**** Working data

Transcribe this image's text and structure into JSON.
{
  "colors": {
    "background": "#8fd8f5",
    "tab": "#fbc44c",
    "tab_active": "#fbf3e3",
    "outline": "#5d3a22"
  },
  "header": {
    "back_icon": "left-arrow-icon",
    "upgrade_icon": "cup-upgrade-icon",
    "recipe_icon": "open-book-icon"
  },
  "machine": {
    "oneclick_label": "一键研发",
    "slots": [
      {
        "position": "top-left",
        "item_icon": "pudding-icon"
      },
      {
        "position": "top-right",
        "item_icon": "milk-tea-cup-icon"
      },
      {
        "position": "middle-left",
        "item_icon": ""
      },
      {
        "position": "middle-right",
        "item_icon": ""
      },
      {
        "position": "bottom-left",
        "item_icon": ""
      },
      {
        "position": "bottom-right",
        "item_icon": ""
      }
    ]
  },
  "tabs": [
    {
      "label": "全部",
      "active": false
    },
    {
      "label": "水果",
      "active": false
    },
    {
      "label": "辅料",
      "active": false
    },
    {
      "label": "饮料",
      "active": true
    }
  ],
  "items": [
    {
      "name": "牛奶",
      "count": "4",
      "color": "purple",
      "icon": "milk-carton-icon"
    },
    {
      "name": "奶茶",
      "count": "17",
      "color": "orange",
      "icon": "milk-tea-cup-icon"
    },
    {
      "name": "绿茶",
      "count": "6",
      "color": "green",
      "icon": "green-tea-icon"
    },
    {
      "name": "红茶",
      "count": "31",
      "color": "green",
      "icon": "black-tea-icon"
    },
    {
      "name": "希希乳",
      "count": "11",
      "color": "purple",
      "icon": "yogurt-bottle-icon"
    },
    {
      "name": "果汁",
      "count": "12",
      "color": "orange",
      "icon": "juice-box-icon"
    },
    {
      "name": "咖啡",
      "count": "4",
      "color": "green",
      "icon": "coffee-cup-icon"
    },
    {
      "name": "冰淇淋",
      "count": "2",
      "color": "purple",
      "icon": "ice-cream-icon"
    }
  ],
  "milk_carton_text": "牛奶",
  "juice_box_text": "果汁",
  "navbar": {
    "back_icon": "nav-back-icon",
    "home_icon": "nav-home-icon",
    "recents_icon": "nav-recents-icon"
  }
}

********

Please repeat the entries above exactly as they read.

Transcribe this image's text and structure into JSON.
{
  "colors": {
    "background": "#8fd8f5",
    "tab": "#fbc44c",
    "tab_active": "#fbf3e3",
    "outline": "#5d3a22"
  },
  "header": {
    "back_icon": "left-arrow-icon",
    "upgrade_icon": "cup-upgrade-icon",
    "recipe_icon": "open-book-icon"
  },
  "machine": {
    "oneclick_label": "一键研发",
    "slots": [
      {
        "position": "top-left",
        "item_icon": "pudding-icon"
      },
      {
        "position": "top-right",
        "item_icon": "milk-tea-cup-icon"
      },
      {
        "position": "middle-left",
        "item_icon": ""
      },
      {
        "position": "middle-right",
        "item_icon": ""
      },
      {
        "position": "bottom-left",
        "item_icon": ""
      },
      {
        "position": "bottom-right",
        "item_icon": ""
      }
    ]
  },
  "tabs": [
    {
      "label": "全部",
      "active": false
    },
    {
      "label": "水果",
      "active": false
    },
    {
      "label": "辅料",
      "active": false
    },
    {
      "label": "饮料",
      "active": true
    }
  ],
  "items": [
    {
      "name": "牛奶",
      "count": "4",
      "color": "purple",
      "icon": "milk-carton-icon"
    },
    {
      "name": "奶茶",
      "count": "17",
      "color": "orange",
      "icon": "milk-tea-cup-icon"
    },
    {
      "name": "绿茶",
      "count": "6",
      "color": "green",
      "icon": "green-tea-icon"
    },
    {
      "name": "红茶",
      "count": "31",
      "color": "green",
      "icon": "black-tea-icon"
    },
    {
      "name": "希希乳",
      "count": "11",
      "color": "purple",
      "icon": "yogurt-bottle-icon"
    },
    {
      "name": "果汁",
      "count": "12",
      "color": "orange",
      "icon": "juice-box-icon"
    },
    {
      "name": "咖啡",
      "count": "4",
      "color": "green",
      "icon": "coffee-cup-icon"
    },
    {
      "name": "冰淇淋",
      "count": "2",
      "color": "purple",
      "icon": "ice-cream-icon"
    }
  ],
  "milk_carton_text": "牛奶",
  "juice_box_text": "果汁",
  "navbar": {
    "back_icon": "nav-back-icon",
    "home_icon": "nav-home-icon",
    "recents_icon": "nav-recents-icon"
  }
}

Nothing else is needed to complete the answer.